If you have the time and stamina to do a large field painting, they’re a great experience. Everyone should try it to see if they (and their equipment) are up to the challenge. However, there are limitations. You can’t finish a large painting in less than one very long day. The light, the tide, and even the weather will change. You can break the painting into two or three morning or afternoon sessions, but you’ll often be painting in radically-different conditions.
My go-to field easel is an Easy-L pochade box. It can hold a canvas up to 18” high. To go larger, I switch to a Take-It easel, which can hold a very large painting. In high winds, that sometimes needs to be pegged down, or it will go sailing.
In watercolor, I work small on my lap. When I work larger, I use a Mabef swivel-head easel because it can hold a full sheet of paper and it swings absolutely flat in a second.
These are expensive options.

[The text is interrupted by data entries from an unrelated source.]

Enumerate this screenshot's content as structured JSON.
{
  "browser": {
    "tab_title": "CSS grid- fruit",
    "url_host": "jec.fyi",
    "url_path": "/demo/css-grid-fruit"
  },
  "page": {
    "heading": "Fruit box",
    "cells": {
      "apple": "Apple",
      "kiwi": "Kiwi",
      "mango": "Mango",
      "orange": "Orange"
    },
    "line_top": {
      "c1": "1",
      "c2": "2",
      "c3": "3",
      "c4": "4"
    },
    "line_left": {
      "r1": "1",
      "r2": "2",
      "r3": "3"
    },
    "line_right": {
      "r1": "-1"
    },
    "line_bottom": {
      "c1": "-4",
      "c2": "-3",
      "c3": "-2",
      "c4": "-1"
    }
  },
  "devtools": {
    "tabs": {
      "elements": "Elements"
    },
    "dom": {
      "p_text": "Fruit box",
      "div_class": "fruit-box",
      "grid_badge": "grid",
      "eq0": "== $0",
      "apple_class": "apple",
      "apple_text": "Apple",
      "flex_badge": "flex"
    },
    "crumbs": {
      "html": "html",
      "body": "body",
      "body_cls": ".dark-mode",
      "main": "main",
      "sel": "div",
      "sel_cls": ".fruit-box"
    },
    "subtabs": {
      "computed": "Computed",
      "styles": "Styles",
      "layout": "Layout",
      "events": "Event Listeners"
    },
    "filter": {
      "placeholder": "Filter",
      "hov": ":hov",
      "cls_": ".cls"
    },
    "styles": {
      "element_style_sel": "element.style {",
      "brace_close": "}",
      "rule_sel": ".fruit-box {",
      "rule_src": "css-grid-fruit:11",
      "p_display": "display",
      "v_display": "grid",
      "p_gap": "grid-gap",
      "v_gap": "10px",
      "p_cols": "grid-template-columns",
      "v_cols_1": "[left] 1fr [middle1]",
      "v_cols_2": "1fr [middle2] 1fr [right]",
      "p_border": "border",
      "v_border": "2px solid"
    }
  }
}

If I were testing whether I wanted to work big outdoors, I’d lug my studio easel outside, or borrow a friend’s easel to try.
Henry Isaacs simply throws his work at his feet. “I never use an easel, whether the canvas is 8x8″, or 80x80″. I simply place the canvas on the ground, sand, or grass, and continually walk around it painting from all sides, all at once,” he said.
Even with equipment and stamina questions answered, there are good reasons to start small and work your way up. Small studies are an excellent way of understanding the subject. They capture light and form better than a photograph. They allow you to work on the edge of abstraction, not overworking the material.
When scaling up the painting, it makes sense to grid up from your drawing instead of from a photograph. Make your grid on a bit of plexiglass or clear acrylic instead of on the original painting. I once did a study of boats in watercolor in a notebook and put crop marks over it in Sharpie. Later, I realized it was a bad crop, but it’s unrepairable. You can see that watercolor in this post about the mechanics of scaling up a painting.
The Indigenous and Canadian collection at the National Gallery of Canada has an excellent collection of small Group of Seven field studies. Among these are JEH MacDonald’s study for his iconic The Tangled Garden. The study is small, around 8x10” and done on cardboard mounted on plywood. The finished painting is wall-sized, around 48x60”. MacDonald worked out his design, including the complementary color scheme and graceful arching sunflowers, in his field study. The large painting is remarkably faithful to his original idea.
Sometimes it makes sense to add elements to the larger painting to break up the expanses. I’ve included a field study of my own along with its larger painting, at top. The subject was a vineyard along Keuka Lake in New York’s Finger Lakes. I enlarged the tree and added the characteristic rock scree of the Finger Lakes to the foreground. I’m not sure I’d do the same thing today.
Therein lies another lesson: the way we approach painting is constantly evolving, or we become a caricature of ourself. I look at old paintings and often think, “I’d do that differently now.” That doesn’t necessarily mean better; it just means I’ve changed.